Accuracy
 
Fuel cell breathalyzers provide more accurate and consistent BAC results, with an accuracy range of +/- 0.005%BAC. The semiconductor units are suitable for personal use when you want to test for the presence of alcohol; their accuracy range is +/- 0.01%BAC.
 
Reliability
 
Fuel cell breathalyzers require a shorter startup time and can perform consecutive readings accurately without interruption. Semiconductor breathalyzers are generally slower and show a wider variation in readings, which only increases over time.
 
BAC Range
 
Fuel cell breathalyzers are consistently more accurate across a wider alcohol concentration range (0.000-0.400% BAC) than semiconductor devices. Fuel cell devices also provide BAC readings up to 3 decimal places, whereas most semiconductor units are only accurate to 2 decimal places.
 
Calibration

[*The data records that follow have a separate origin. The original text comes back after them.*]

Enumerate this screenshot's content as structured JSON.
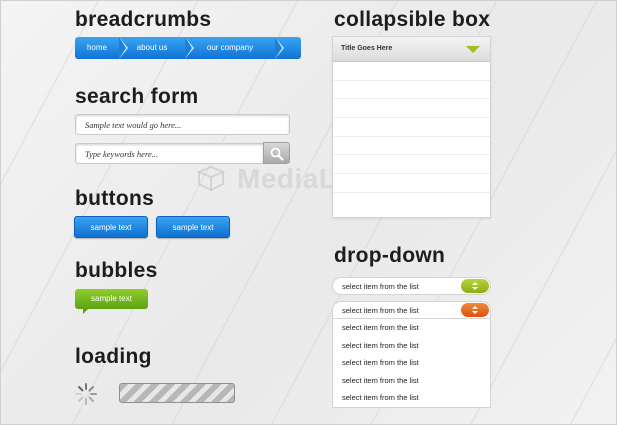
{
  "headings": {
    "breadcrumbs": "breadcrumbs",
    "search_form": "search form",
    "buttons": "buttons",
    "bubbles": "bubbles",
    "loading": "loading",
    "collapsible_box": "collapsible box",
    "drop_down": "drop-down"
  },
  "breadcrumbs": {
    "items": [
      "home",
      "about us",
      "our company"
    ],
    "color": "#1a80dd"
  },
  "search": {
    "field1_placeholder": "Sample text would go here...",
    "field2_placeholder": "Type keywords here...",
    "button_icon": "search-icon"
  },
  "buttons": {
    "labels": [
      "sample text",
      "sample text"
    ],
    "color": "#1a7fe0"
  },
  "bubble": {
    "label": "sample text",
    "color": "#6cb01e"
  },
  "loading": {
    "spinner_icon": "spinner-icon",
    "progress_style": "striped"
  },
  "watermark": {
    "text": "MediaLoot"
  },
  "collapsible": {
    "title": "Title Goes Here",
    "toggle_icon": "triangle-down-icon",
    "row_count": 8,
    "accent": "#9cbf1e"
  },
  "dropdowns": {
    "first": {
      "value": "select item from the list",
      "toggle_color": "#a2c21a"
    },
    "second": {
      "value": "select item from the list",
      "toggle_color": "#e3641b"
    },
    "options": [
      "select item from the list",
      "select item from the list",
      "select item from the list",
      "select item from the list",
      "select item from the list"
    ]
  }
}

All breathalyzers must be calibrated to ensure their ongoing accuracy. Semiconductor breathalyzers generally require more frequent calibration, whereas fuel cell devices can remain accurate for thousands of tests.
 
Long Life
 
Fuel cell breathalyzers have a much longer lifespan than semiconductor devices.
 
Alcohol Specific
 
Fuel cell devices screen exclusively for ethyl alcohol, or drinking alcohol. Semiconductor devices can give positive alcohol readings even when alcohol is not present, and may also register a false positive for someone who is diabetic or on a low calorie diet.